There are many wildfowl and wetland birds who make epic journeys to get here and some may not make it here at all. When they arrive, their main aim is to feed up during the winter months on our grasslands, salt marshes and lagoons to give them strength to make the return journey in the Spring so that they can rear their next brood. Winter migration starts to take place from September and some of the birds stop off in Scotland before making their way to their favourite feeding grounds. It is believed that some return to the same sites each year. Many of them then stay around until March or April the following year.
The spectacular thing about these migrations is that the birds get here at all. They have to battle against all the weathers and some do get thrown off course, and when they get here they have to identify their favourite feeding ground and hope they don't get picked off by one of our native predator birds on the way. Probably the most spectacular sight is the large numbers of birds in the sky as they travel in large flocks or skeins together, and different species have different ways and formats of doing this.
So what types of birds visit us during the winter
Well the largest of them is the Swan and two breeds are regular visitors to the UK these are the Bewicks' Swans and the Whooper Swans and these can been seen in large numbers at places such as Slimbridge WWT (Wildfowl and Wetland Trust) in Gloucestershire, around 9,000 visit Welney WWT in Cambridgeshire, and a reasonable number can be seen at Abberton Reservoir, Essex .
Then there are the different species of geese, a group of geese on the ground is known as a 'gaggle' and a group in the air is known as a 'skein'. So what visits and where can we see them:
As well as these many other smaller wildfowl and ducks also visit us during the winter including, Pochard, Wigeons (426,000 adults), Goosander (161,000 adults), Tufted Ducks visit from Iceland and Northern Europe and there are many many more - too many to mention all of them.
Many of these birds settle all over the UK in different locations either in groups or individually.
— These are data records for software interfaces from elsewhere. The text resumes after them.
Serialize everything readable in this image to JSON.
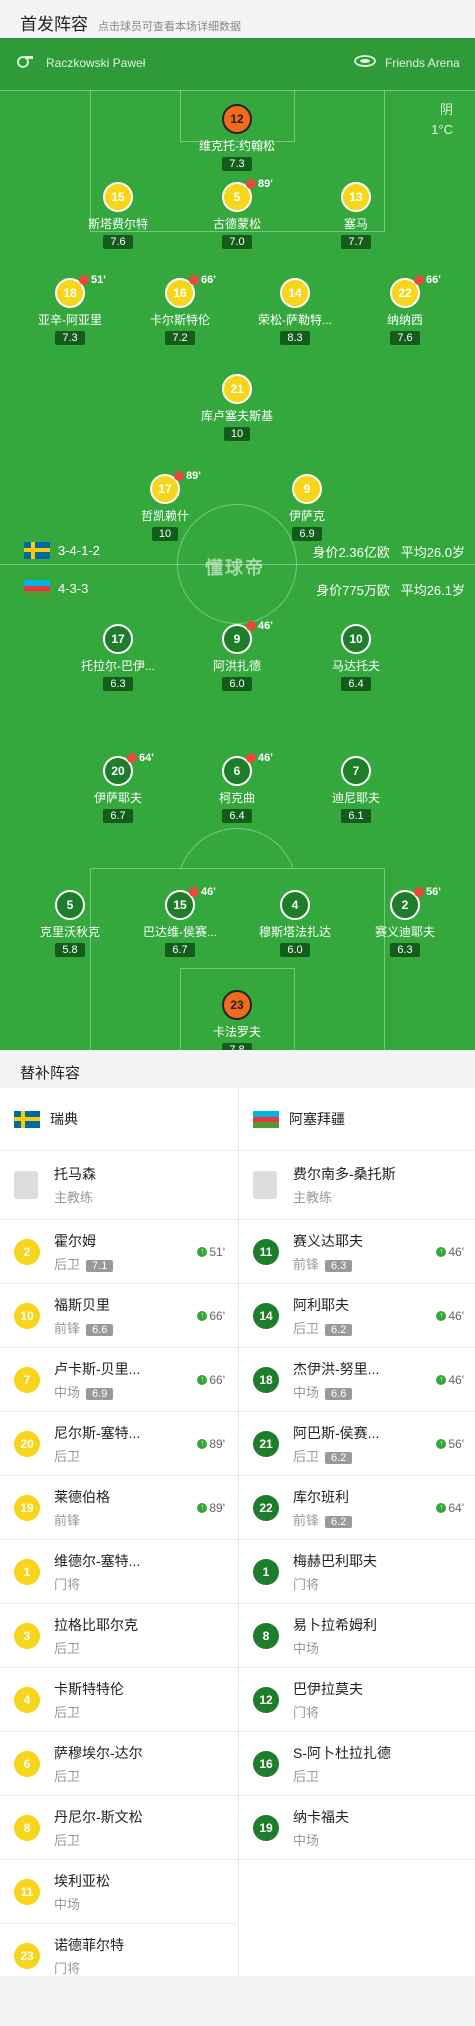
{
  "header": {
    "title": "首发阵容",
    "subtitle": "点击球员可查看本场详细数据"
  },
  "match": {
    "referee": "Raczkowski Paweł",
    "stadium": "Friends Arena",
    "weather": "阴",
    "temp": "1°C",
    "watermark": "懂球帝"
  },
  "home": {
    "formation": "3-4-1-2",
    "value": "身价2.36亿欧",
    "age": "平均26.0岁",
    "flag_colors": [
      "#006aa7",
      "#fecc00"
    ]
  },
  "away": {
    "formation": "4-3-3",
    "value": "身价775万欧",
    "age": "平均26.1岁",
    "flag_colors": [
      "#00b5e2",
      "#ef3340",
      "#509e2f"
    ]
  },
  "home_players": [
    {
      "num": "12",
      "name": "维克托-约翰松",
      "rating": "7.3",
      "color": "orange"
    },
    {
      "num": "15",
      "name": "斯塔费尔特",
      "rating": "7.6",
      "color": "yellow"
    },
    {
      "num": "5",
      "name": "古德蒙松",
      "rating": "7.0",
      "color": "yellow",
      "event": "89'"
    },
    {
      "num": "13",
      "name": "塞马",
      "rating": "7.7",
      "color": "yellow"
    },
    {
      "num": "18",
      "name": "亚辛-阿亚里",
      "rating": "7.3",
      "color": "yellow",
      "event": "51'"
    },
    {
      "num": "16",
      "name": "卡尔斯特伦",
      "rating": "7.2",
      "color": "yellow",
      "event": "66'"
    },
    {
      "num": "14",
      "name": "荣松-萨勒特...",
      "rating": "8.3",
      "color": "yellow"
    },
    {
      "num": "22",
      "name": "纳纳西",
      "rating": "7.6",
      "color": "yellow",
      "event": "66'"
    },
    {
      "num": "21",
      "name": "库卢塞夫斯基",
      "rating": "10",
      "color": "yellow"
    },
    {
      "num": "17",
      "name": "哲凯赖什",
      "rating": "10",
      "color": "yellow",
      "event": "89'"
    },
    {
      "num": "9",
      "name": "伊萨克",
      "rating": "6.9",
      "color": "yellow"
    }
  ],
  "away_players": [
    {
      "num": "17",
      "name": "托拉尔-巴伊...",
      "rating": "6.3"
    },
    {
      "num": "9",
      "name": "阿洪扎德",
      "rating": "6.0",
      "event": "46'"
    },
    {
      "num": "10",
      "name": "马达托夫",
      "rating": "6.4"
    },
    {
      "num": "20",
      "name": "伊萨耶夫",
      "rating": "6.7",
      "event": "64'"
    },
    {
      "num": "6",
      "name": "柯克曲",
      "rating": "6.4",
      "event": "46'"
    },
    {
      "num": "7",
      "name": "迪尼耶夫",
      "rating": "6.1"
    },
    {
      "num": "5",
      "name": "克里沃秋克",
      "rating": "5.8"
    },
    {
      "num": "15",
      "name": "巴达维-侯赛...",
      "rating": "6.7",
      "event": "46'"
    },
    {
      "num": "4",
      "name": "穆斯塔法扎达",
      "rating": "6.0"
    },
    {
      "num": "2",
      "name": "赛义迪耶夫",
      "rating": "6.3",
      "event": "56'"
    },
    {
      "num": "23",
      "name": "卡法罗夫",
      "rating": "7.8"
    }
  ],
  "subs": {
    "title": "替补阵容",
    "home_team": "瑞典",
    "away_team": "阿塞拜疆",
    "home_coach": {
      "name": "托马森",
      "role": "主教练"
    },
    "away_coach": {
      "name": "费尔南多-桑托斯",
      "role": "主教练"
    },
    "home": [
      {
        "num": "2",
        "name": "霍尔姆",
        "pos": "后卫",
        "rating": "7.1",
        "min": "51'"
      },
      {
        "num": "10",
        "name": "福斯贝里",
        "pos": "前锋",
        "rating": "6.6",
        "min": "66'"
      },
      {
        "num": "7",
        "name": "卢卡斯-贝里...",
        "pos": "中场",
        "rating": "6.9",
        "min": "66'"
      },
      {
        "num": "20",
        "name": "尼尔斯-塞特...",
        "pos": "后卫",
        "rating": "",
        "min": "89'"
      },
      {
        "num": "19",
        "name": "莱德伯格",
        "pos": "前锋",
        "rating": "",
        "min": "89'"
      },
      {
        "num": "1",
        "name": "维德尔-塞特...",
        "pos": "门将",
        "rating": "",
        "min": ""
      },
      {
        "num": "3",
        "name": "拉格比耶尔克",
        "pos": "后卫",
        "rating": "",
        "min": ""
      },
      {
        "num": "4",
        "name": "卡斯特特伦",
        "pos": "后卫",
        "rating": "",
        "min": ""
      },
      {
        "num": "6",
        "name": "萨穆埃尔-达尔",
        "pos": "后卫",
        "rating": "",
        "min": ""
      },
      {
        "num": "8",
        "name": "丹尼尔-斯文松",
        "pos": "后卫",
        "rating": "",
        "min": ""
      },
      {
        "num": "11",
        "name": "埃利亚松",
        "pos": "中场",
        "rating": "",
        "min": ""
      },
      {
        "num": "23",
        "name": "诺德菲尔特",
        "pos": "门将",
        "rating": "",
        "min": ""
      }
    ],
    "away": [
      {
        "num": "11",
        "name": "赛义达耶夫",
        "pos": "前锋",
        "rating": "6.3",
        "min": "46'"
      },
      {
        "num": "14",
        "name": "阿利耶夫",
        "pos": "后卫",
        "rating": "6.2",
        "min": "46'"
      },
      {
        "num": "18",
        "name": "杰伊洪-努里...",
        "pos": "中场",
        "rating": "6.6",
        "min": "46'"
      },
      {
        "num": "21",
        "name": "阿巴斯-侯赛...",
        "pos": "后卫",
        "rating": "6.2",
        "min": "56'"
      },
      {
        "num": "22",
        "name": "库尔班利",
        "pos": "前锋",
        "rating": "6.2",
        "min": "64'"
      },
      {
        "num": "1",
        "name": "梅赫巴利耶夫",
        "pos": "门将",
        "rating": "",
        "min": ""
      },
      {
        "num": "8",
        "name": "易卜拉希姆利",
        "pos": "中场",
        "rating": "",
        "min": ""
      },
      {
        "num": "12",
        "name": "巴伊拉莫夫",
        "pos": "门将",
        "rating": "",
        "min": ""
      },
      {
        "num": "16",
        "name": "S-阿卜杜拉扎德",
        "pos": "后卫",
        "rating": "",
        "min": ""
      },
      {
        "num": "19",
        "name": "纳卡福夫",
        "pos": "中场",
        "rating": "",
        "min": ""
      }
    ]
  }
}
Visiting a wetland, grassland, salt marsh, coastal location you are likely to see them. However sometimes just a pond or lake in your local park or the banks of your local river may have a visitor or two. Birds and particularly wild or feral birds do move about, they do not stay in a single location. Even those that do come into the places we have location guides for and similar move about during the day from the feeding grounds to their roosts. Some places are used as stop-overs, so you may see something in the early part of the migration period but later they will be elsewhere. For this reason it is difficult to pinpoint exactly where you will see something. We have a list of places where you can photograph wild birds which identifies some locations. Prior to making a long distance drive for a visit, it is probably worth taking a look at birding websites such as those of the RSPB and the Wildfowl and Wetland Trust (WWT) where you can look for a particular reserve and then check the latest sightings that have been recorded by staff and visitors. Being wild it is not always possible to get up close to the birds however there are some locations which have positioned hides quite close or at least within range, if you want to definitely snap a close up of particular breed it is then probably worth checking out the WWT centres to see what they have amongst their captive population.
As well as the wetland and wildfowl species there are also woodland bird visitors. Many of these birds are small and elusive and many will hide in the woodlands around the UK in the type of woodland that they like to frequent. However there are a couple that you are likely to see in the countryside on our hedgerows feeding on the berries and fruits. If you are lucky enough to have an orchard, or living the country with fruit tress in your garden then you may also see them, and if patient may be able to get close up. Two of the birds which are synonymous with the UK winter is the Fieldfare and Redwing, both are members of the Thrush family, and because of this it can sometimes be difficult to tell them apart. It doesn't help that they do sometimes travel in the same flock. However, if you get to see them close up the significant difference is that the Fieldfare has a grey head, while the redwing has a brown head and cream/white stripe, which looks like an eyebrow above it's eyes. A colourful bird that also visits us and you may come across in town/city parks as well as the countryside is the Waxwing.
For those that are not into birding identifying which bird you are photographing or have photographed can be a challenge, especially when they belong to the same family, like the thrushes. However we have partly solved this by having a comprehensive index of all British birds and visitors to the UK, we have been able to identify. This Bird Index is not only organised by type, but for each type we provide links either to our own wildlife pages and/or to other websites where you will be able to get access to detailed descriptions and photographs/drawings to compare yours against.